Time-varying Coefficients Estimation in Differential Equation Models with Noisy Time-varying Covariates

Lian, Heng
Fonte: Universidade Cornell Publicador: Universidade Cornell
Tipo: Artigo de Revista Científica
Publicado em 06/10/2009
Relevância na Pesquisa
55.92%
We study the problem of estimating time-varying coefficients in ordinary differential equations. Current theory only applies to the case when the associated state variables are observed without measurement errors as presented in \cite{chenwu08b,chenwu08}. The difficulty arises from the quadratic functional of observations that one needs to deal with instead of the linear functional that appears when state variables contain no measurement errors. We derive the asymptotic bias and variance for the previously proposed two-step estimators using quadratic regression functional theory.

Full Open Population Capture-Recapture Models with Individual Covariates

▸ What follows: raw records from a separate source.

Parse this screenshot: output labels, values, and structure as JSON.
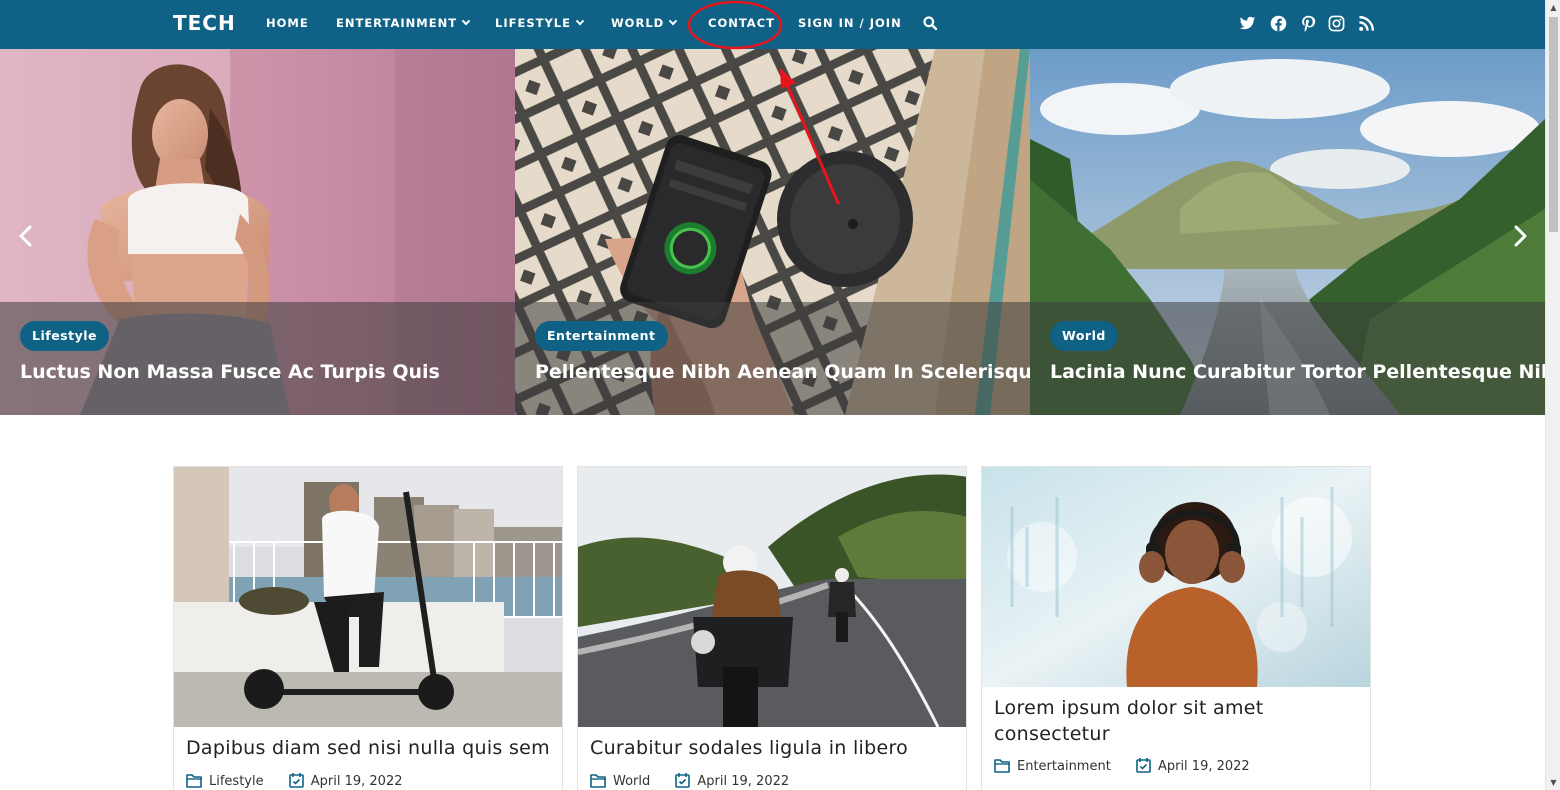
{
  "header": {
    "logo": "TECH",
    "nav": [
      {
        "label": "HOME",
        "has_dropdown": false
      },
      {
        "label": "ENTERTAINMENT",
        "has_dropdown": true
      },
      {
        "label": "LIFESTYLE",
        "has_dropdown": true
      },
      {
        "label": "WORLD",
        "has_dropdown": true
      },
      {
        "label": "CONTACT",
        "has_dropdown": false
      },
      {
        "label": "SIGN IN / JOIN",
        "has_dropdown": false
      }
    ],
    "search_icon": "search-icon",
    "social_icons": [
      "twitter-icon",
      "facebook-icon",
      "pinterest-icon",
      "instagram-icon",
      "rss-icon"
    ],
    "bar_color": "#0f6285"
  },
  "annotation": {
    "target": "CONTACT",
    "color": "#e8141b"
  },
  "slider": {
    "prev_icon": "chevron-left-icon",
    "next_icon": "chevron-right-icon",
    "slides": [
      {
        "category": "Lifestyle",
        "title": "Luctus Non Massa Fusce Ac Turpis Quis"
      },
      {
        "category": "Entertainment",
        "title": "Pellentesque Nibh Aenean Quam In Scelerisque"
      },
      {
        "category": "World",
        "title": "Lacinia Nunc Curabitur Tortor Pellentesque Nibh"
      }
    ]
  },
  "posts": [
    {
      "title": "Dapibus diam sed nisi nulla quis sem",
      "category": "Lifestyle",
      "date": "April 19, 2022"
    },
    {
      "title": "Curabitur sodales ligula in libero",
      "category": "World",
      "date": "April 19, 2022"
    },
    {
      "title": "Lorem ipsum dolor sit amet consectetur",
      "category": "Entertainment",
      "date": "April 19, 2022"
    }
  ]
}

Schofield, Matthew R.; Barker, Richard J.
Fonte: Universidade Cornell Publicador: Universidade Cornell
Tipo: Artigo de Revista Científica
Publicado em 17/09/2010
Relevância na Pesquisa
46.05%
Traditional analyses of capture-recapture data are based on likelihood functions that explicitly integrate out all missing data. We use a complete data likelihood (CDL) to show how a wide range of capture-recapture models can be easily fitted using readily available software JAGS/BUGS even when there are individual-specific time-varying covariates. The models we describe extend those that condition on first capture to include abundance parameters, or parameters related to abundance, such as population size, birth rates or lifetime. The use of a CDL means that any missing data, including uncertain individual covariates, can be included in models without the need for customized likelihood functions. This approach also facilitates modeling processes of demographic interest rather than the complexities caused by non-ignorable missing data. We illustrate using two examples, (i) open population modeling in the presence of a censored time-varying individual covariate in a full robust-design, and (ii) full open population multi-state modeling in the presence of a partially observed categorical variable.